**Task objective:**
The records must be duplicated exactly, with every picture left out.
═════ Records provided ═════
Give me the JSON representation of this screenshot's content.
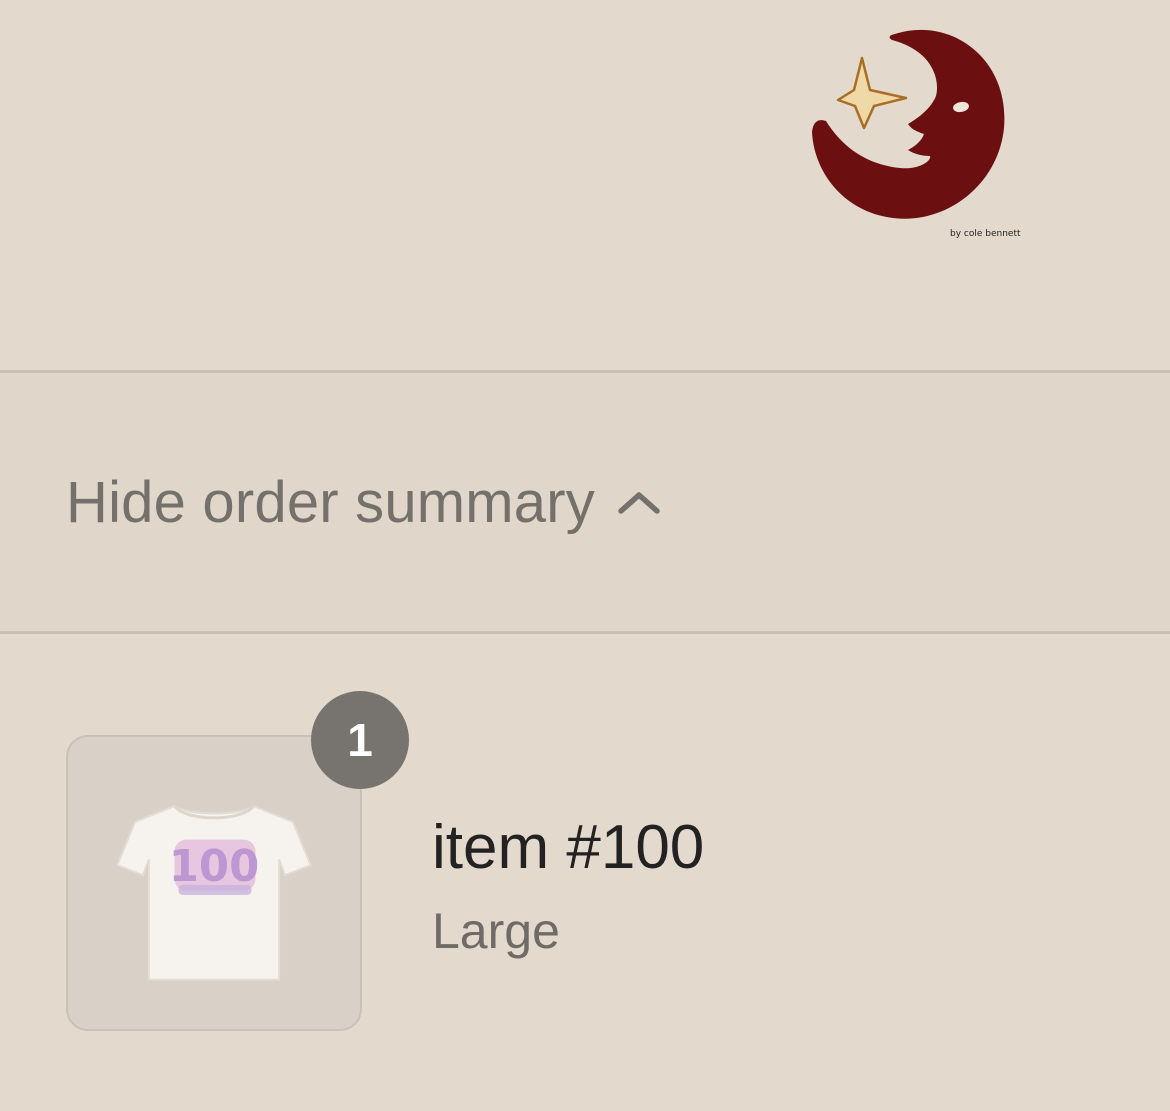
{
  "brand": {
    "logo_icon": "moon-star-logo-icon",
    "logo_caption": "by cole bennett",
    "logo_color": "#6b0f10",
    "star_color": "#efd9a6"
  },
  "order_summary": {
    "toggle_label": "Hide order summary",
    "toggle_icon": "chevron-up-icon"
  },
  "line_items": [
    {
      "quantity": "1",
      "name": "item #100",
      "variant": "Large",
      "image_icon": "tshirt-product-image"
    }
  ]
}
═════
**Response to the task:**
Give me the JSON representation of this screenshot's content.
{
  "brand": {
    "logo_icon": "moon-star-logo-icon",
    "logo_caption": "by cole bennett",
    "logo_color": "#6b0f10",
    "star_color": "#efd9a6"
  },
  "order_summary": {
    "toggle_label": "Hide order summary",
    "toggle_icon": "chevron-up-icon"
  },
  "line_items": [
    {
      "quantity": "1",
      "name": "item #100",
      "variant": "Large",
      "image_icon": "tshirt-product-image"
    }
  ]
}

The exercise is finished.